Use the "back" button of your browser to return to the list of abstracts.
RADIO AND INTER-ETHNIC RELATIONS IN THE GREATER HORN OF AFRICA REGION [Abstract ID: 0903-08]

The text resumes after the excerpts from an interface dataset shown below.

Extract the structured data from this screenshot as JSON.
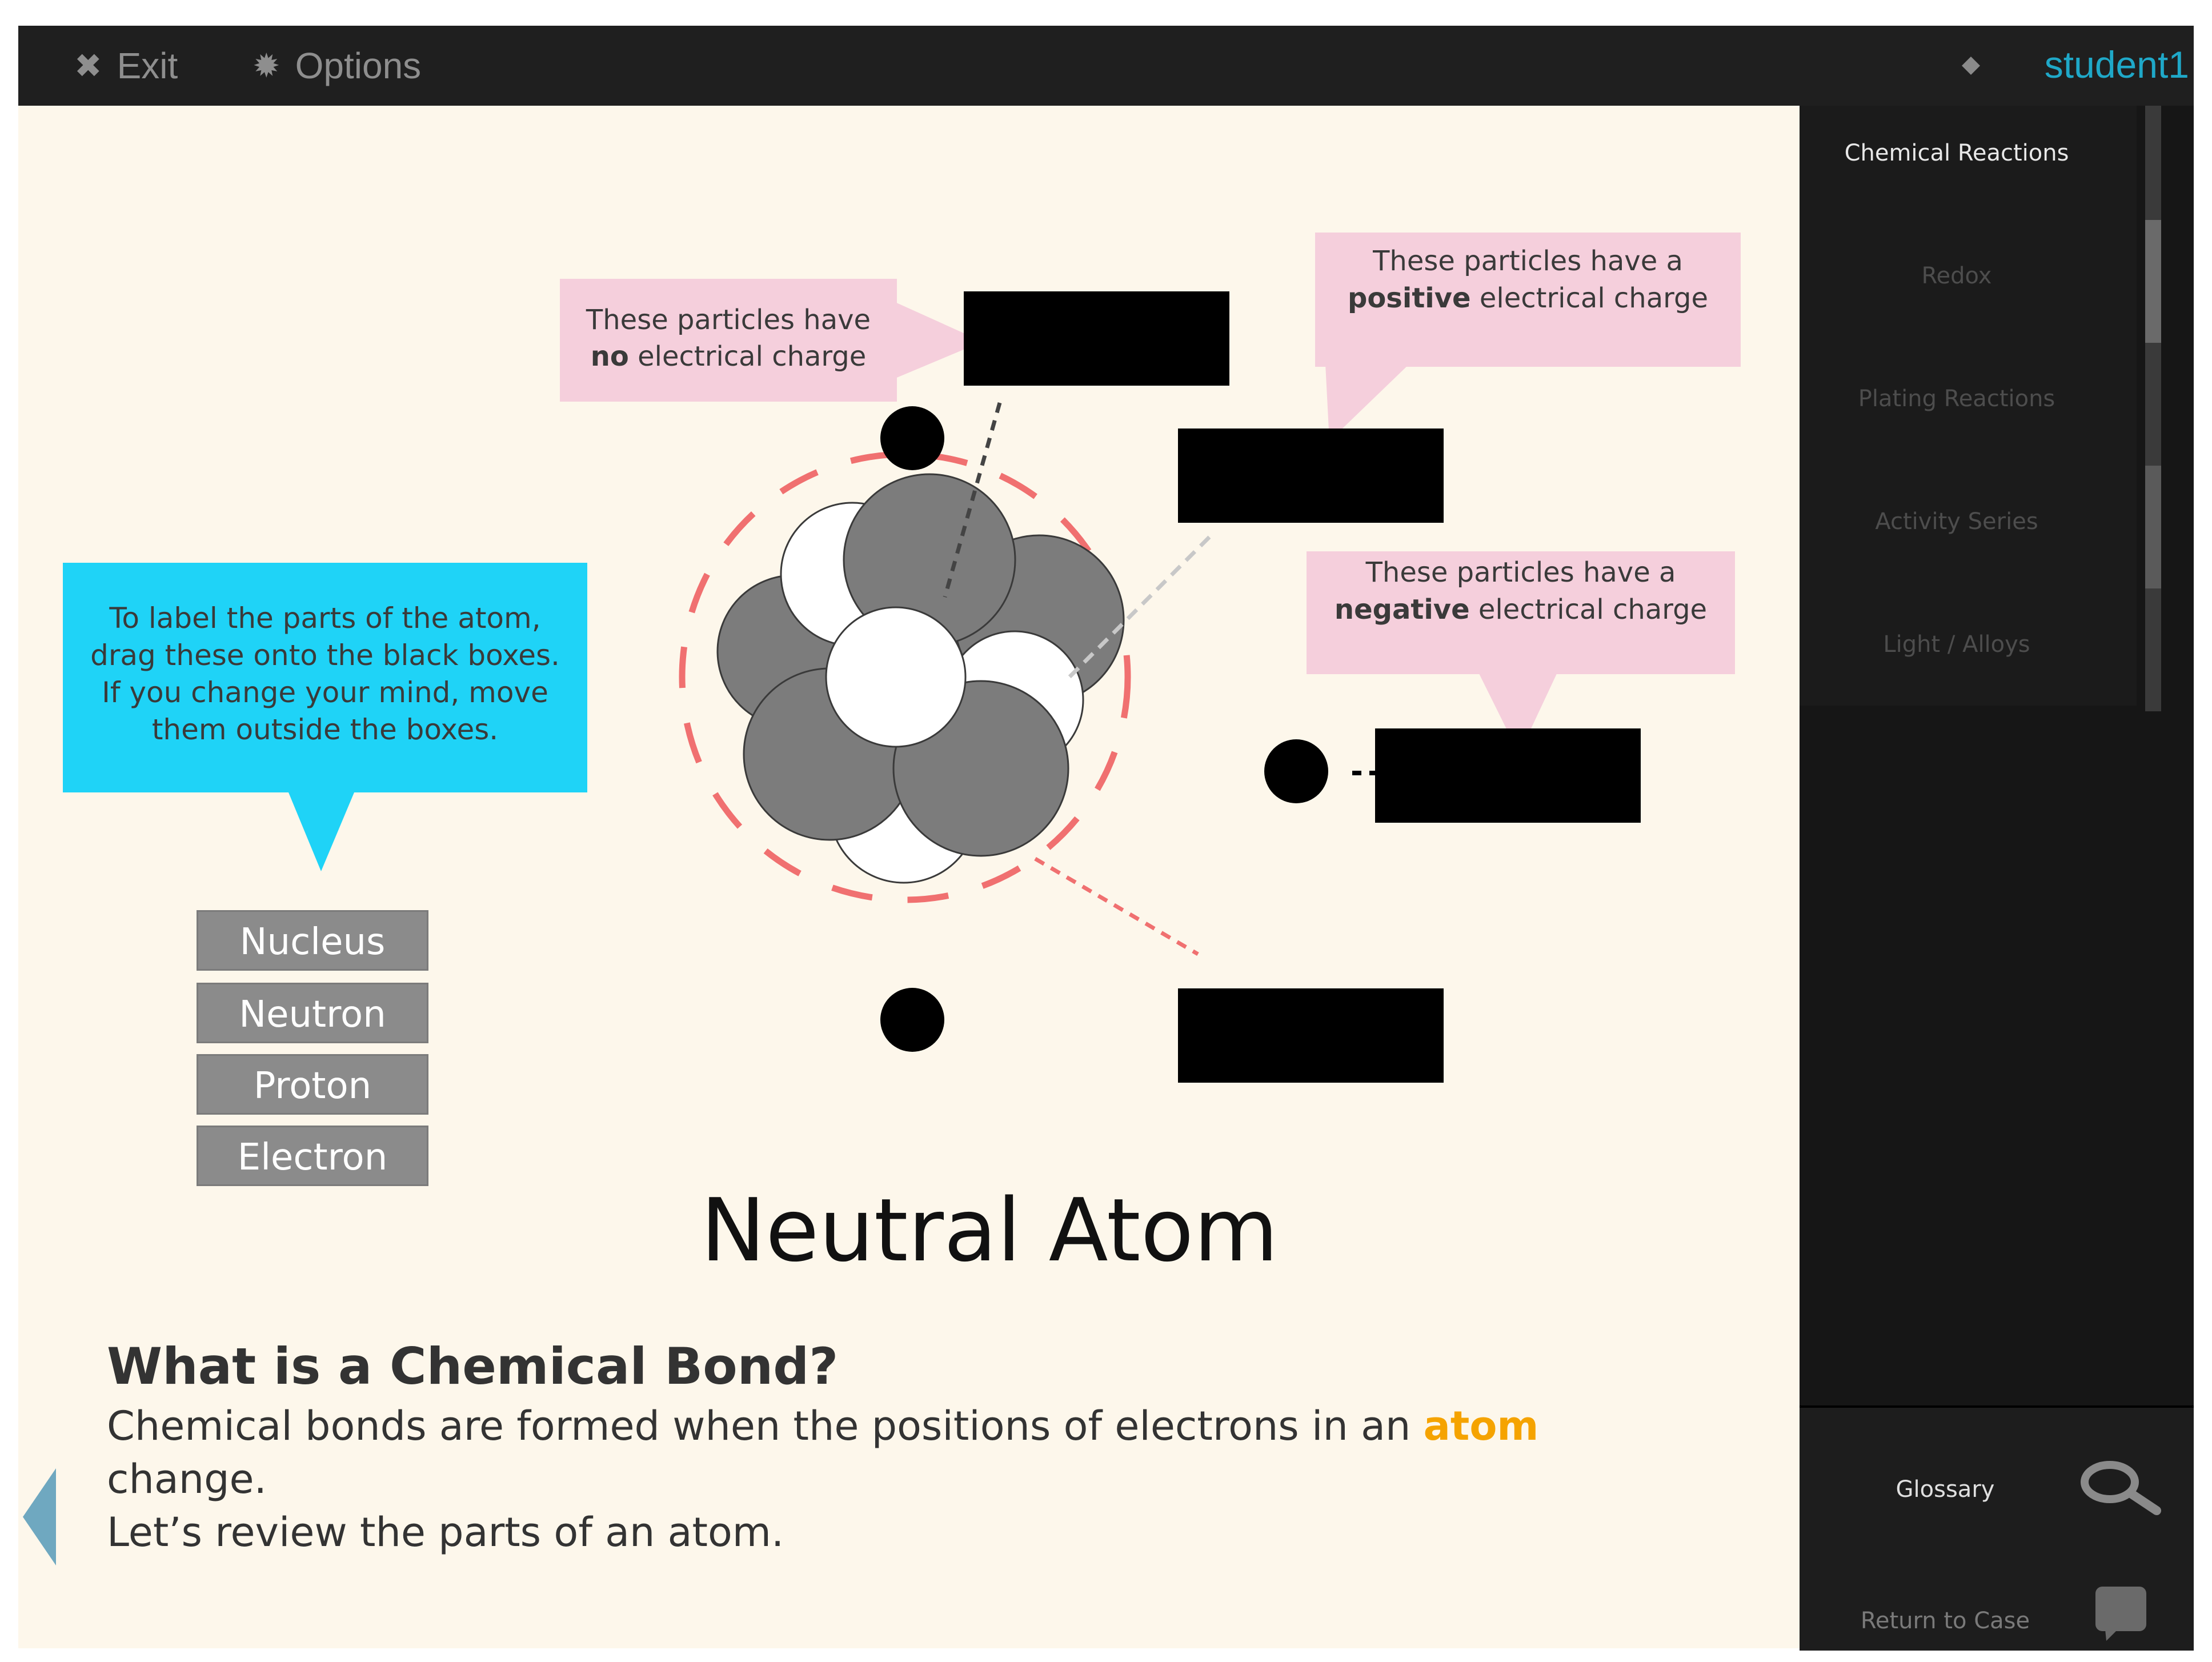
{
  "topbar": {
    "exit_label": "Exit",
    "options_label": "Options",
    "user_name": "student1",
    "exit_icon": "close-icon",
    "options_icon": "gear-icon"
  },
  "sidebar": {
    "items": [
      {
        "label": "Chemical Reactions",
        "active": true
      },
      {
        "label": "Redox",
        "active": false
      },
      {
        "label": "Plating Reactions",
        "active": false
      },
      {
        "label": "Activity Series",
        "active": false
      },
      {
        "label": "Light / Alloys",
        "active": false
      }
    ],
    "glossary_label": "Glossary",
    "return_label": "Return to Case"
  },
  "instructions": {
    "text": "To label the parts of the atom, drag these onto the black boxes. If you change your mind, move them outside the boxes."
  },
  "callouts": {
    "neutral_pre": "These particles have",
    "neutral_bold": "no",
    "neutral_post": "electrical charge",
    "positive_pre": "These particles have a",
    "positive_bold": "positive",
    "positive_post": "electrical charge",
    "negative_pre": "These particles have a",
    "negative_bold": "negative",
    "negative_post": "electrical charge"
  },
  "labels": [
    "Nucleus",
    "Neutron",
    "Proton",
    "Electron"
  ],
  "title": "Neutral Atom",
  "section": {
    "heading": "What is a Chemical Bond?",
    "body_pre": "Chemical bonds are formed when the positions of electrons in an",
    "body_highlight": "atom",
    "body_post": "change.",
    "body_line2": "Let’s review the parts of an atom."
  },
  "colors": {
    "topbar": "#1f1f1f",
    "content_bg": "#fdf7eb",
    "accent_cyan": "#1fd3f7",
    "callout_pink": "#f5cfdc",
    "highlight": "#f5a300",
    "username": "#1fa8c8",
    "orbit_dash": "#f07070"
  }
}
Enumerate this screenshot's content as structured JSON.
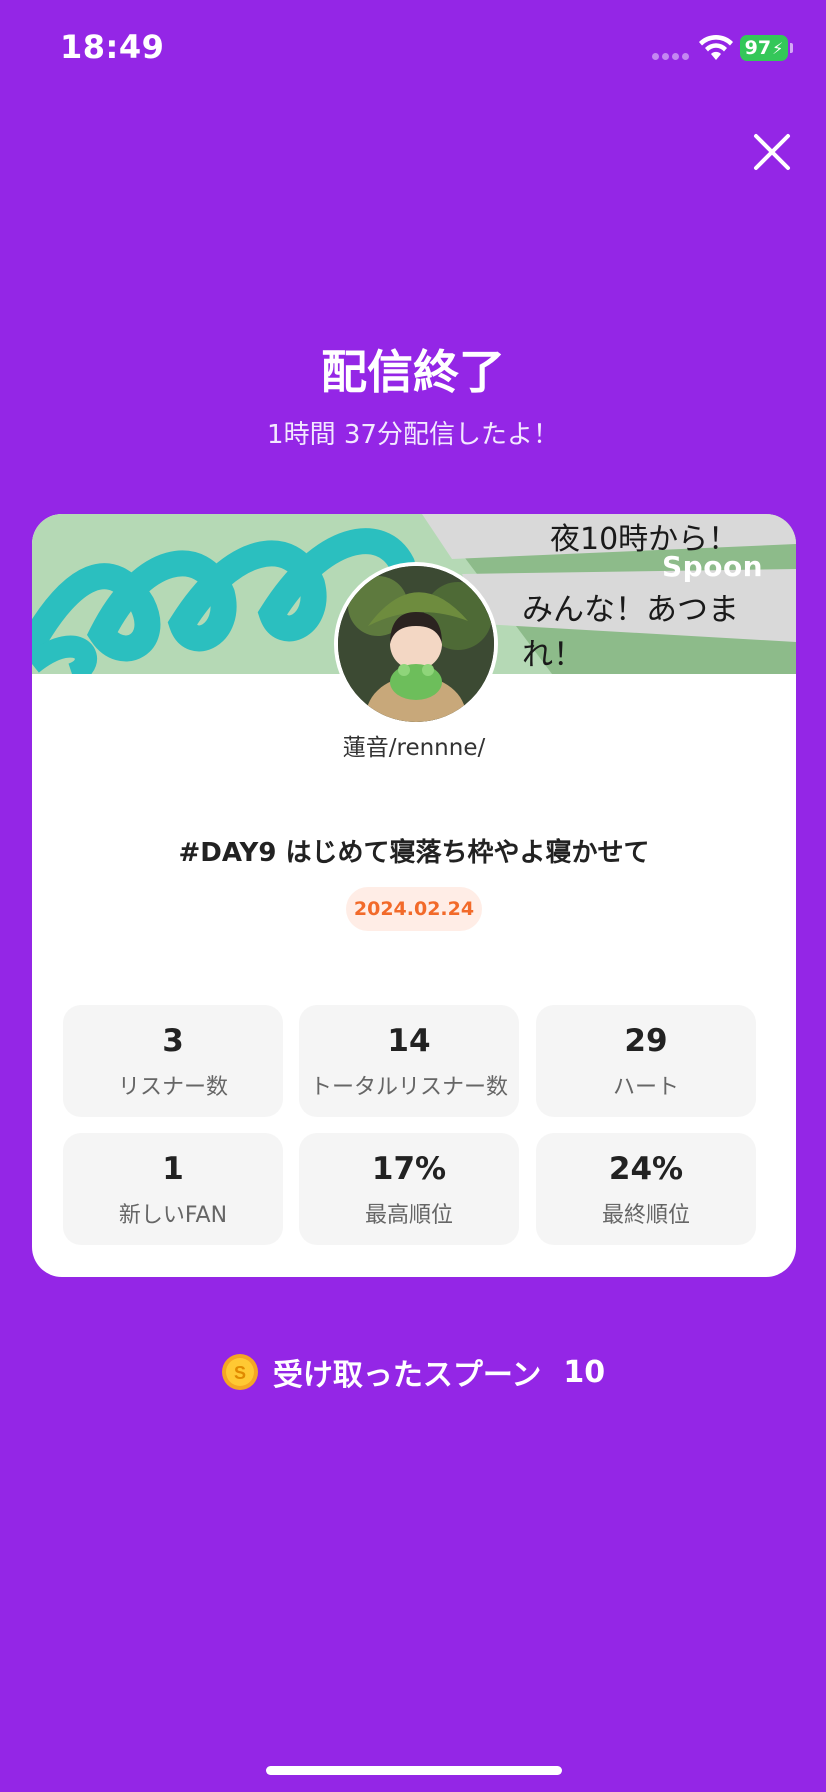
{
  "status_bar": {
    "time": "18:49",
    "battery": "97"
  },
  "header": {
    "title": "配信終了",
    "subtitle": "1時間 37分配信したよ！"
  },
  "card": {
    "banner": {
      "line1": "夜10時から！",
      "brand": "Spoon",
      "line2": "みんな！あつまれ！"
    },
    "username": "蓮音/rennne/",
    "stream_title": "#DAY9 はじめて寝落ち枠やよ寝かせて",
    "date": "2024.02.24",
    "stats": [
      {
        "value": "3",
        "label": "リスナー数"
      },
      {
        "value": "14",
        "label": "トータルリスナー数"
      },
      {
        "value": "29",
        "label": "ハート"
      },
      {
        "value": "1",
        "label": "新しいFAN"
      },
      {
        "value": "17%",
        "label": "最高順位"
      },
      {
        "value": "24%",
        "label": "最終順位"
      }
    ]
  },
  "spoons": {
    "label": "受け取ったスプーン",
    "count": "10"
  },
  "colors": {
    "background": "#9426E6",
    "accent_orange": "#F26A2A",
    "battery": "#34C759"
  }
}
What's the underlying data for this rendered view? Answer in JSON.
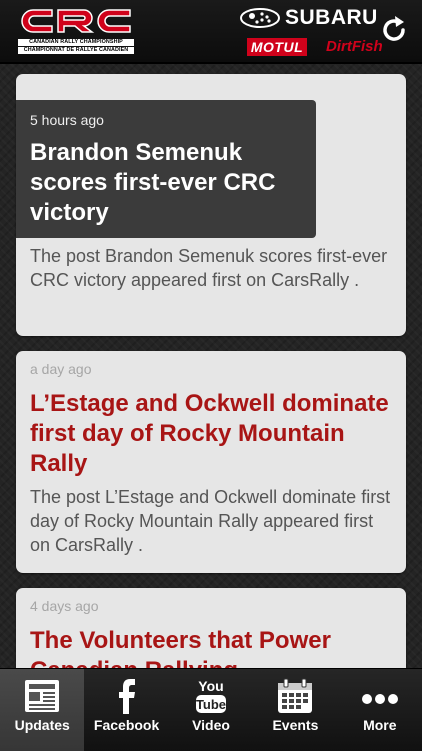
{
  "header": {
    "logo_letters": "CRC",
    "logo_line1": "CANADIAN RALLY CHAMPIONSHIP",
    "logo_line2": "CHAMPIONNAT DE RALLYE CANADIEN",
    "sponsor_subaru": "SUBARU",
    "sponsor_motul": "MOTUL",
    "sponsor_dirtfish": "DirtFish"
  },
  "feed": [
    {
      "time": "5 hours ago",
      "title": "Brandon Semenuk scores first-ever CRC victory",
      "excerpt": "The post Brandon Semenuk scores first-ever CRC victory appeared first on CarsRally ."
    },
    {
      "time": "a day ago",
      "title": "L’Estage and Ockwell dominate first day of Rocky Mountain Rally",
      "excerpt": "The post L’Estage and Ockwell dominate first day of Rocky Mountain Rally appeared first on CarsRally ."
    },
    {
      "time": "4 days ago",
      "title": "The Volunteers that Power Canadian Rallying"
    }
  ],
  "tabs": [
    {
      "label": "Updates",
      "icon": "newspaper-icon"
    },
    {
      "label": "Facebook",
      "icon": "facebook-icon"
    },
    {
      "label": "Video",
      "icon": "youtube-icon"
    },
    {
      "label": "Events",
      "icon": "calendar-icon"
    },
    {
      "label": "More",
      "icon": "more-dots-icon"
    }
  ],
  "video_icon_text": {
    "top": "You",
    "bottom": "Tube"
  },
  "colors": {
    "accent_red": "#a81515",
    "brand_red": "#d0021b"
  }
}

For the great majority of sub-Saharan African states, the thorniest post-independence issue has been the problem of their ethnic composition. State boundaries were drawn without regard for territorial boundaries separating ethnic groups many of whom had a history of hostilities and rivalries going back centuries. This problem has especially plagued the greater Horn of Africa region – theater to some of the longest civil wars in modern world history. Radio has been used to propagate belligerent inter-ethnic narratives both within and across national boundaries and has thus served to foment instability. This paper focuses on negative and belligerent Somali narratives aimed at the Amhara ethnic group of Ethiopia. The narratives can be traced to the 16th century religious wars between Somali nationalist Imam Ahmed Ibn Ibrahim Al Ghazi (popularly known as Ahmed Gurey) and Abbysinian emperor Lebna Dengel whose dominion over Muslim populations in eastern Ethiopia, including Somalis, irked the Sultanate of Awdal from which Imam Ahmed Gurey hailed. These narratives have been kept alive through the centuries by folk tales, traditional songs, pastoralist chants, and poetry. They reached fever pitch levels during the border wars between Somalia and Ethiopia in 1964 and again in 1977. The proliferation of community radio throughout Africa in the 1990s has countered this trend by delivering cross-border peace narratives. Following the disintegration of the Somali state, effective peace narratives in the breakaway region of Somaliland contrasted sharply with narratives in southern Somalia. We use qualitative content analysis of radio fare in the form of pop music lyrics, traditional songs and poetry to draw the contrast in Somali-language narratives that define the Amhara ethnic group of Ethiopia.